With characteristic aplomb, British architectural historian Tinniswood (By Permission of Heaven, 2004, etc.) adjusts his gaze to focus on the aristocratic Verneys, who had a particularly fascinating—and occasionally sordid—history. Drawing upon a treasure trove of more than 30,000 letters, the “largest and most continuous private collection of seventeenth-century correspondence in Britain,” the author chronicles the lives of “apparently ordinary” members of the Buckinghamshire gentry who were, in fact, anything but ordinary. In unfalteringly lively prose, Tinniswood sorts out the complicated family history, weaving into a rich tapestry everyone from miscreant Sir Francis, a pirate and mercenary who met an untimely end far from home after renouncing his wealth and country, to staid patriarch Sir Ralph and his extended clan. Given subjects who enacted more real-life melodramas than a Restoration tragedy, the author is even afforded an opportunity to muse upon the complicated 17th-century history of mental illness. Tinniswood chronicles with great feeling young Mary Verney’s descent into psychotic fits, as well as many other sad episodes documented in detail by frank family letters. These enable him to present an invaluable case study of aristocratic Stuart England’s manners, customs and affairs—financial, legal and amorous. The author’s admiration for the Verneys is evident on every page, as is his thorough research.

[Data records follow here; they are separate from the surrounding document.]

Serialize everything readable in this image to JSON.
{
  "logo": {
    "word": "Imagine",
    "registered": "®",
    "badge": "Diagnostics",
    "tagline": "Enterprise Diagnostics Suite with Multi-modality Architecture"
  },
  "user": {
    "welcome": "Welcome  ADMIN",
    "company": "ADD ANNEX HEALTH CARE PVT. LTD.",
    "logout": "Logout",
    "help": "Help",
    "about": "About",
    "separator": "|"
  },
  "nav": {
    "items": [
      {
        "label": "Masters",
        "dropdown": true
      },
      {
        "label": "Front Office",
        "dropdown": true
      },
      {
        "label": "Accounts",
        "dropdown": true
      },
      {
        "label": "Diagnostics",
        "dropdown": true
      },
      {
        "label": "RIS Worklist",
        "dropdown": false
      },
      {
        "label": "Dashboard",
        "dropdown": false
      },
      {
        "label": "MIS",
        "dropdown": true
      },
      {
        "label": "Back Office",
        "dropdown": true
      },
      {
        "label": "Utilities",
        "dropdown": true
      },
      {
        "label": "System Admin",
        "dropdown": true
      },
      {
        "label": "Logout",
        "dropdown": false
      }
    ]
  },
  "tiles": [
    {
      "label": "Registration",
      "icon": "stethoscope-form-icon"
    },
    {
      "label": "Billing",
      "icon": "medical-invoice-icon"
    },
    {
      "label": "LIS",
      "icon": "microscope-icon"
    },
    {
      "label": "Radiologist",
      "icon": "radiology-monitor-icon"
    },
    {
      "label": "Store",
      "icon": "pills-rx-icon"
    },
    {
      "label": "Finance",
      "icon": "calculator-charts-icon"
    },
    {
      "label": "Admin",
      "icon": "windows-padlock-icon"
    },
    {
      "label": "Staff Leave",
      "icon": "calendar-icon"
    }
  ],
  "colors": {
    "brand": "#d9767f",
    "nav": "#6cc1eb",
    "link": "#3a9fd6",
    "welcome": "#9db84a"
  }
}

Tinniswood’s previous histories were occasionally didactic; this tome proves that, given the right material, he possesses a novelist’s talent for storytelling.